WHAT THE TASK REQUIRES: Return every entry from the listing below unaltered.
START SUPPLIED INFORMATION
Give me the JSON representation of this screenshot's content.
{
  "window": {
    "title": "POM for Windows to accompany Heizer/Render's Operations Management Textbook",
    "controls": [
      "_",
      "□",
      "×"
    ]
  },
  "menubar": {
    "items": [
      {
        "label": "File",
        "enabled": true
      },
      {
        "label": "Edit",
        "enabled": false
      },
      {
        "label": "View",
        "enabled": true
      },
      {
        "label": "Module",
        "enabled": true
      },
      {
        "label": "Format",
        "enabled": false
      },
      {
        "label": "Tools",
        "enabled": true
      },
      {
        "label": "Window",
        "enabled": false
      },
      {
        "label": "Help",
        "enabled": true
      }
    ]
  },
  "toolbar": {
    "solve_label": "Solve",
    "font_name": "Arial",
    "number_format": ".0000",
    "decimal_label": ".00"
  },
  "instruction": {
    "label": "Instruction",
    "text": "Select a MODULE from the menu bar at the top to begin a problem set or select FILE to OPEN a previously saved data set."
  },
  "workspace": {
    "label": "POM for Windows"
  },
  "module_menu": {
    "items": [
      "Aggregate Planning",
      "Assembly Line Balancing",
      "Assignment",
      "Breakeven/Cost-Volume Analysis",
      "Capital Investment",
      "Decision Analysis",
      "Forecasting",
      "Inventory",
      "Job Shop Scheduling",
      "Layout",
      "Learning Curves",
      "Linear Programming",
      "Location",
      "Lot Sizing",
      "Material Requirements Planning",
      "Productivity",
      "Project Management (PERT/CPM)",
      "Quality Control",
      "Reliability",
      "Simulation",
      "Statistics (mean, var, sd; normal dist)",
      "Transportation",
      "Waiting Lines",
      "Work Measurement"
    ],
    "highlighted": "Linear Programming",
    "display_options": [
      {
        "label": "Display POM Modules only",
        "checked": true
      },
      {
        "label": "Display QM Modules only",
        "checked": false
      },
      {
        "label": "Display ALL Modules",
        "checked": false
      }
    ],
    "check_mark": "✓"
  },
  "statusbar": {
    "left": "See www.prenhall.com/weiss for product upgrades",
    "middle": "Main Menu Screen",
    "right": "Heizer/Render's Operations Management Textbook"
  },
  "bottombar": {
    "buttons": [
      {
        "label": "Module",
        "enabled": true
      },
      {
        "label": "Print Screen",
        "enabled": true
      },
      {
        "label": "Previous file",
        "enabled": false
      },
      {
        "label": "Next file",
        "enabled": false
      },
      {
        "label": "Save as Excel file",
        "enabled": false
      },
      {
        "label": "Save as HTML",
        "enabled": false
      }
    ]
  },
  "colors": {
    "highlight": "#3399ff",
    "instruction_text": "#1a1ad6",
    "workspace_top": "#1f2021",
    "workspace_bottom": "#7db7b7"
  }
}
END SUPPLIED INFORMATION
SOLUTION FOR THIS TASK:
Give me the JSON representation of this screenshot's content.
{
  "window": {
    "title": "POM for Windows to accompany Heizer/Render's Operations Management Textbook",
    "controls": [
      "_",
      "□",
      "×"
    ]
  },
  "menubar": {
    "items": [
      {
        "label": "File",
        "enabled": true
      },
      {
        "label": "Edit",
        "enabled": false
      },
      {
        "label": "View",
        "enabled": true
      },
      {
        "label": "Module",
        "enabled": true
      },
      {
        "label": "Format",
        "enabled": false
      },
      {
        "label": "Tools",
        "enabled": true
      },
      {
        "label": "Window",
        "enabled": false
      },
      {
        "label": "Help",
        "enabled": true
      }
    ]
  },
  "toolbar": {
    "solve_label": "Solve",
    "font_name": "Arial",
    "number_format": ".0000",
    "decimal_label": ".00"
  },
  "instruction": {
    "label": "Instruction",
    "text": "Select a MODULE from the menu bar at the top to begin a problem set or select FILE to OPEN a previously saved data set."
  },
  "workspace": {
    "label": "POM for Windows"
  },
  "module_menu": {
    "items": [
      "Aggregate Planning",
      "Assembly Line Balancing",
      "Assignment",
      "Breakeven/Cost-Volume Analysis",
      "Capital Investment",
      "Decision Analysis",
      "Forecasting",
      "Inventory",
      "Job Shop Scheduling",
      "Layout",
      "Learning Curves",
      "Linear Programming",
      "Location",
      "Lot Sizing",
      "Material Requirements Planning",
      "Productivity",
      "Project Management (PERT/CPM)",
      "Quality Control",
      "Reliability",
      "Simulation",
      "Statistics (mean, var, sd; normal dist)",
      "Transportation",
      "Waiting Lines",
      "Work Measurement"
    ],
    "highlighted": "Linear Programming",
    "display_options": [
      {
        "label": "Display POM Modules only",
        "checked": true
      },
      {
        "label": "Display QM Modules only",
        "checked": false
      },
      {
        "label": "Display ALL Modules",
        "checked": false
      }
    ],
    "check_mark": "✓"
  },
  "statusbar": {
    "left": "See www.prenhall.com/weiss for product upgrades",
    "middle": "Main Menu Screen",
    "right": "Heizer/Render's Operations Management Textbook"
  },
  "bottombar": {
    "buttons": [
      {
        "label": "Module",
        "enabled": true
      },
      {
        "label": "Print Screen",
        "enabled": true
      },
      {
        "label": "Previous file",
        "enabled": false
      },
      {
        "label": "Next file",
        "enabled": false
      },
      {
        "label": "Save as Excel file",
        "enabled": false
      },
      {
        "label": "Save as HTML",
        "enabled": false
      }
    ]
  },
  "colors": {
    "highlight": "#3399ff",
    "instruction_text": "#1a1ad6",
    "workspace_top": "#1f2021",
    "workspace_bottom": "#7db7b7"
  }
}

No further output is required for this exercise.